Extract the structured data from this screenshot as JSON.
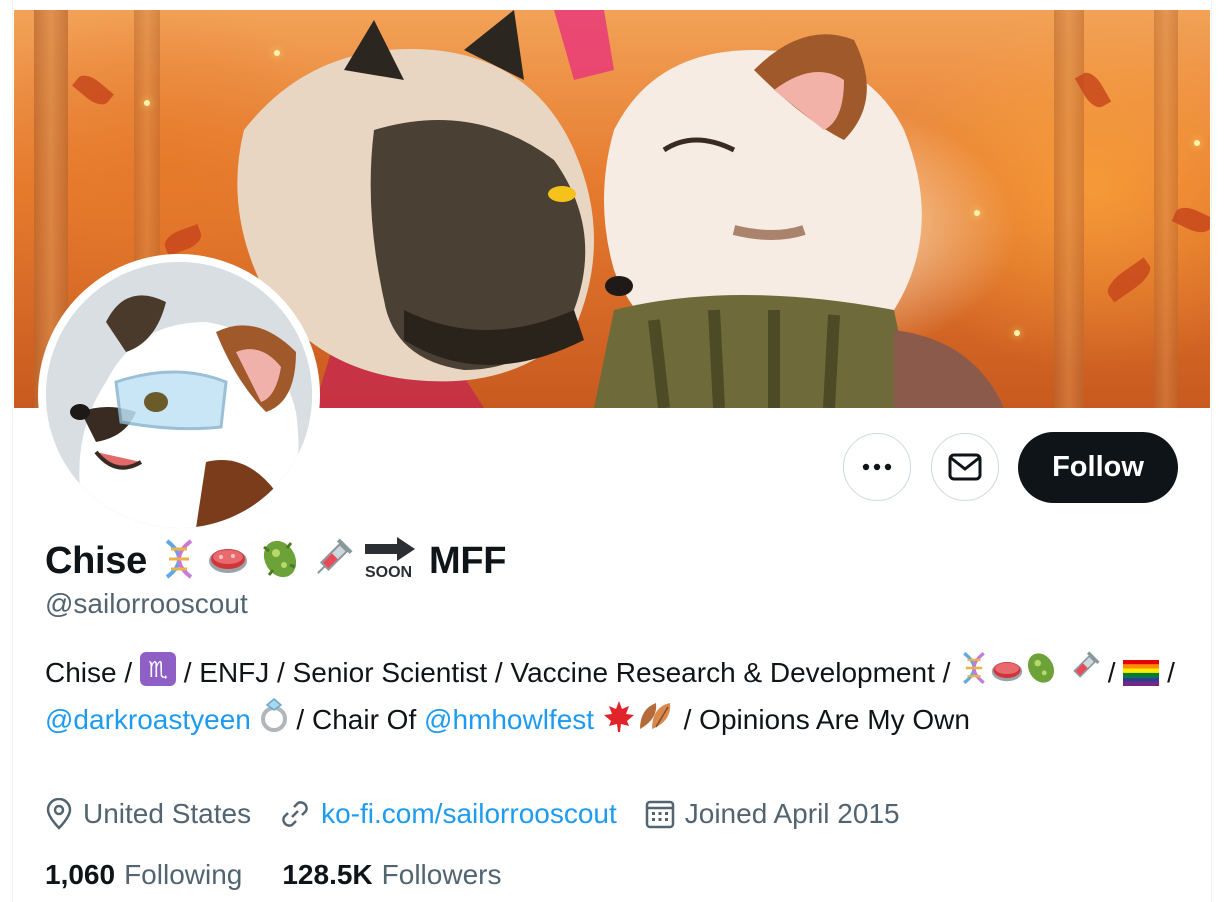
{
  "profile": {
    "name": "Chise",
    "name_suffix": "MFF",
    "soon_label": "SOON",
    "handle": "@sailorrooscout",
    "follow_label": "Follow",
    "more_label": "•••"
  },
  "bio": {
    "part1": "Chise / ",
    "part2": " / ENFJ / Senior Scientist / Vaccine Research & Development / ",
    "part3": " / ",
    "part4": " / ",
    "mention1": "@darkroastyeen",
    "part5": " / Chair Of ",
    "mention2": "@hmhowlfest",
    "part6": " / Opinions Are My Own"
  },
  "meta": {
    "location": "United States",
    "website": "ko-fi.com/sailorrooscout",
    "joined": "Joined April 2015"
  },
  "stats": {
    "following_count": "1,060",
    "following_label": "Following",
    "followers_count": "128.5K",
    "followers_label": "Followers"
  },
  "colors": {
    "accent": "#1d9bf0",
    "follow_bg": "#0f1419",
    "secondary_text": "#536471"
  },
  "icons": {
    "more": "more-dots-icon",
    "message": "envelope-icon",
    "location": "location-pin-icon",
    "link": "link-icon",
    "calendar": "calendar-icon",
    "dna": "dna-icon",
    "petri": "petri-dish-icon",
    "microbe": "microbe-icon",
    "syringe": "syringe-icon",
    "soon_arrow": "soon-arrow-icon",
    "scorpio": "scorpio-icon",
    "rainbow_flag": "rainbow-flag-icon",
    "ring": "ring-icon",
    "maple_leaf": "maple-leaf-icon",
    "fallen_leaf": "fallen-leaf-icon"
  }
}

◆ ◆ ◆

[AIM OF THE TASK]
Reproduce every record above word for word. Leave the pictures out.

[ANSWER TO THE PROBLEM]
Extract the structured data from this screenshot as JSON.
{
  "profile": {
    "name": "Chise",
    "name_suffix": "MFF",
    "soon_label": "SOON",
    "handle": "@sailorrooscout",
    "follow_label": "Follow",
    "more_label": "•••"
  },
  "bio": {
    "part1": "Chise / ",
    "part2": " / ENFJ / Senior Scientist / Vaccine Research & Development / ",
    "part3": " / ",
    "part4": " / ",
    "mention1": "@darkroastyeen",
    "part5": " / Chair Of ",
    "mention2": "@hmhowlfest",
    "part6": " / Opinions Are My Own"
  },
  "meta": {
    "location": "United States",
    "website": "ko-fi.com/sailorrooscout",
    "joined": "Joined April 2015"
  },
  "stats": {
    "following_count": "1,060",
    "following_label": "Following",
    "followers_count": "128.5K",
    "followers_label": "Followers"
  },
  "colors": {
    "accent": "#1d9bf0",
    "follow_bg": "#0f1419",
    "secondary_text": "#536471"
  },
  "icons": {
    "more": "more-dots-icon",
    "message": "envelope-icon",
    "location": "location-pin-icon",
    "link": "link-icon",
    "calendar": "calendar-icon",
    "dna": "dna-icon",
    "petri": "petri-dish-icon",
    "microbe": "microbe-icon",
    "syringe": "syringe-icon",
    "soon_arrow": "soon-arrow-icon",
    "scorpio": "scorpio-icon",
    "rainbow_flag": "rainbow-flag-icon",
    "ring": "ring-icon",
    "maple_leaf": "maple-leaf-icon",
    "fallen_leaf": "fallen-leaf-icon"
  }
}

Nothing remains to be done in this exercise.